“Ms. Wilson asked me about sealed indictments pertaining to a politically charged corruption case widely reported in the news media involving local Democrats. Her question instantly put me on guard. Prosecutors may not legally talk about indictments, so I was evasive. Shortly after speaking to Ms. Wilson, I received a call from Sen. Domenici at my home. The senator wanted to know whether I was going to file corruption charges — the cases Ms. Wilson had been asking about — before November. When I told him that I didn’t think so, he said, ‘I am very sorry to hear that,’ and the line went dead.”
Regarding his decision not to prosecute alleged voter fraud, Iglesias had this to say: “As much as I wanted to prosecute the case, I could not overcome evidentiary problems. The Justice Department and the FBI did not disagree with my decision in the end not to prosecute.” A few weeks after the phone calls, the name David Iglesias was added to a list of U.S. attorneys who would be asked to resign.
There is a black cloud hanging over the Justice Department. It would be a shame to discover that politics plays a role in deciding whose case is sent to a grand jury. When this controversy ends, I hope Americans can feel confident that when it comes to prosecutions, evidence, not politics, is all that really matters.
A Defender’s Guide to Federal Evidence: A Trial Practice Handbook for Criminal Defense Attorneys
This Guide to Federal Evidence is the only federal evidence handbook written exclusively for criminal defense lawyers. The Guide analyzes each Federal Rule of Evidence and outlines the main evidentiary issues that confront criminal defense lawyers. It also summarizes countless defense favorable cases and provides tips on how to avoid common evidentiary pitfalls. The Guide contains multiple user-friendly flowcharts aimed at helping the criminal defense lawyer tackle evidence problems. A Defender’s Guide to Federal Evidence is an indispensable tool in preparing a case for trial.
Modern Digital Evidence & Technologies in Criminal Cases
Modern cases need modern defenses, and modern lawyers can't practice with an outdated playbook. This program is a contemporary training that identifies emerging technologies and digital evidence encountered in today's criminal cases and arms you with the tools necessary to combat expert witnesses, prosecutorial overreach, and an uneducated judge and jury. This comprehensive CLE program covers both general aspects of new technologies as well as practical courtroom application and legal challenges to the use of these new technologies.
Top Shelf DUI Defenses: The Law, The Science, The Techniques (2021)

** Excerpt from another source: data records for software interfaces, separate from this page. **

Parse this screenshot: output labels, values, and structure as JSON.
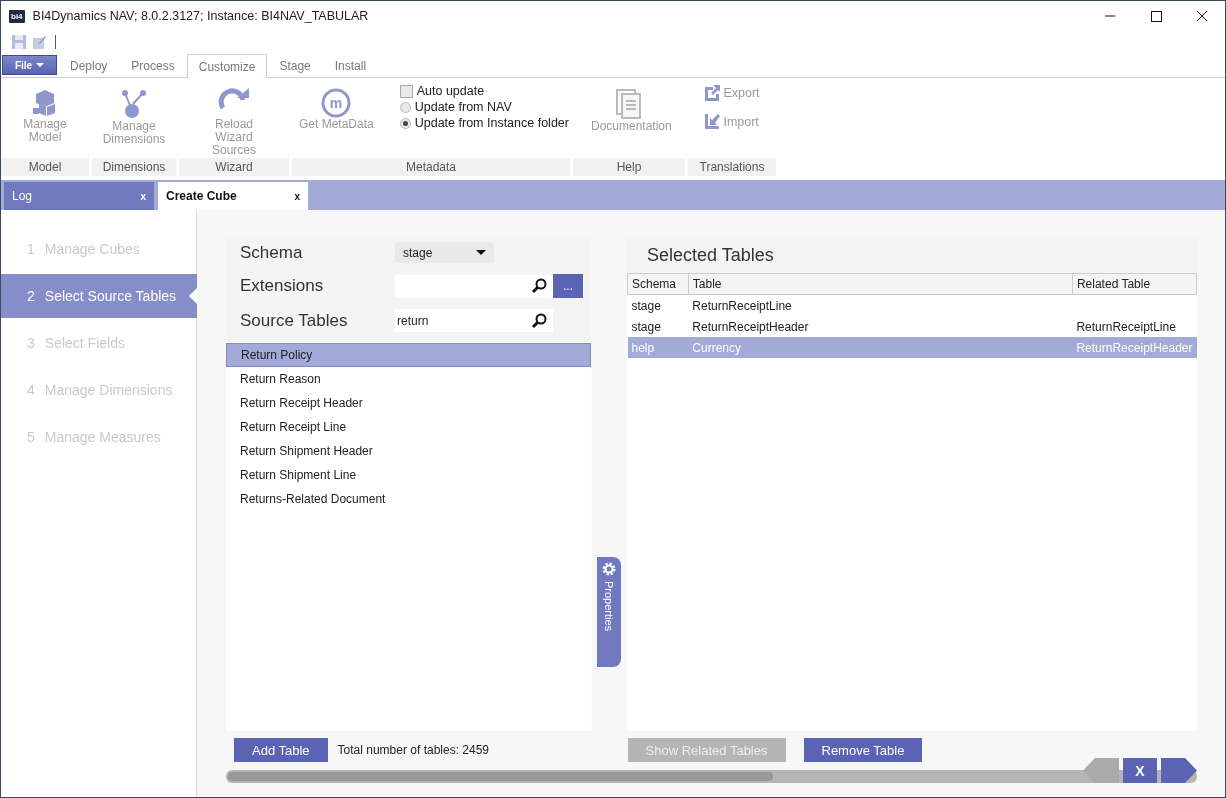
{
  "window": {
    "title": "BI4Dynamics NAV; 8.0.2.3127;  Instance: BI4NAV_TABULAR",
    "logo": "bi4"
  },
  "ribbon": {
    "file_button": "File",
    "tabs": [
      {
        "label": "Deploy",
        "selected": false
      },
      {
        "label": "Process",
        "selected": false
      },
      {
        "label": "Customize",
        "selected": true
      },
      {
        "label": "Stage",
        "selected": false
      },
      {
        "label": "Install",
        "selected": false
      }
    ],
    "groups": [
      {
        "label": "Model",
        "items": [
          {
            "kind": "button",
            "label": "Manage Model"
          }
        ]
      },
      {
        "label": "Dimensions",
        "items": [
          {
            "kind": "button",
            "label": "Manage Dimensions"
          }
        ]
      },
      {
        "label": "Wizard",
        "items": [
          {
            "kind": "button",
            "label": "Reload Wizard Sources"
          }
        ]
      },
      {
        "label": "Metadata",
        "items": [
          {
            "kind": "button",
            "label": "Get MetaData",
            "icon_text": "m"
          },
          {
            "kind": "checkbox",
            "label": "Auto update",
            "checked": false
          },
          {
            "kind": "radio",
            "label": "Update from NAV",
            "selected": false
          },
          {
            "kind": "radio",
            "label": "Update from Instance folder",
            "selected": true
          }
        ]
      },
      {
        "label": "Help",
        "items": [
          {
            "kind": "button",
            "label": "Documentation"
          }
        ]
      },
      {
        "label": "Translations",
        "items": [
          {
            "kind": "link",
            "label": "Export"
          },
          {
            "kind": "link",
            "label": "Import"
          }
        ]
      }
    ]
  },
  "doc_tabs": [
    {
      "label": "Log",
      "close": "x",
      "selected": false
    },
    {
      "label": "Create Cube",
      "close": "x",
      "selected": true
    }
  ],
  "wizard_steps": [
    {
      "number": "1",
      "label": "Manage Cubes",
      "selected": false
    },
    {
      "number": "2",
      "label": "Select Source Tables",
      "selected": true
    },
    {
      "number": "3",
      "label": "Select Fields",
      "selected": false
    },
    {
      "number": "4",
      "label": "Manage Dimensions",
      "selected": false
    },
    {
      "number": "5",
      "label": "Manage Measures",
      "selected": false
    }
  ],
  "source_panel": {
    "schema": {
      "label": "Schema",
      "value": "stage"
    },
    "extensions": {
      "label": "Extensions",
      "more_button": "..."
    },
    "source_tables": {
      "label": "Source Tables",
      "value": "return"
    },
    "list": [
      {
        "label": "Return Policy",
        "selected": true
      },
      {
        "label": "Return Reason",
        "selected": false
      },
      {
        "label": "Return Receipt Header",
        "selected": false
      },
      {
        "label": "Return Receipt Line",
        "selected": false
      },
      {
        "label": "Return Shipment Header",
        "selected": false
      },
      {
        "label": "Return Shipment Line",
        "selected": false
      },
      {
        "label": "Returns-Related Document",
        "selected": false
      }
    ],
    "add_button": "Add Table",
    "total": "Total number of tables: 2459"
  },
  "properties_tab": "Properties",
  "selected_tables": {
    "title": "Selected Tables",
    "columns": [
      "Schema",
      "Table",
      "Related Table"
    ],
    "rows": [
      {
        "cells": [
          "stage",
          "ReturnReceiptLine",
          ""
        ],
        "selected": false
      },
      {
        "cells": [
          "stage",
          "ReturnReceiptHeader",
          "ReturnReceiptLine"
        ],
        "selected": false
      },
      {
        "cells": [
          "help",
          "Currency",
          "ReturnReceiptHeader"
        ],
        "selected": true
      }
    ],
    "show_related_button": {
      "label": "Show Related Tables",
      "disabled": true
    },
    "remove_button": {
      "label": "Remove Table",
      "disabled": false
    }
  },
  "nav": {
    "cancel_button": "X"
  }
}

If you are serious about being an effective DUI defense advocate, or if you’re considering adding DUI defenses to your portfolio, you need to know the latest scientific and legal strategies to optimize your success at trial. Learn from the best-of-the-best in the field in this unique CLE Program, updated for 2021.
Defending Modern Drug Cases (2021)
From challenging the arrest and seizure to picking a jury and cross-examining police officers, defense attorneys handling drug cases must be able to construct a defense that will increase the chances of the client getting a positive result for your client.
Effective motion practice, juror selection, and storytelling have never been more important. This seminar will introduce defense counsel to techniques that have been used at recent drug trials to rebut specific claims and overcome the emotion created in today’s criminal legal system.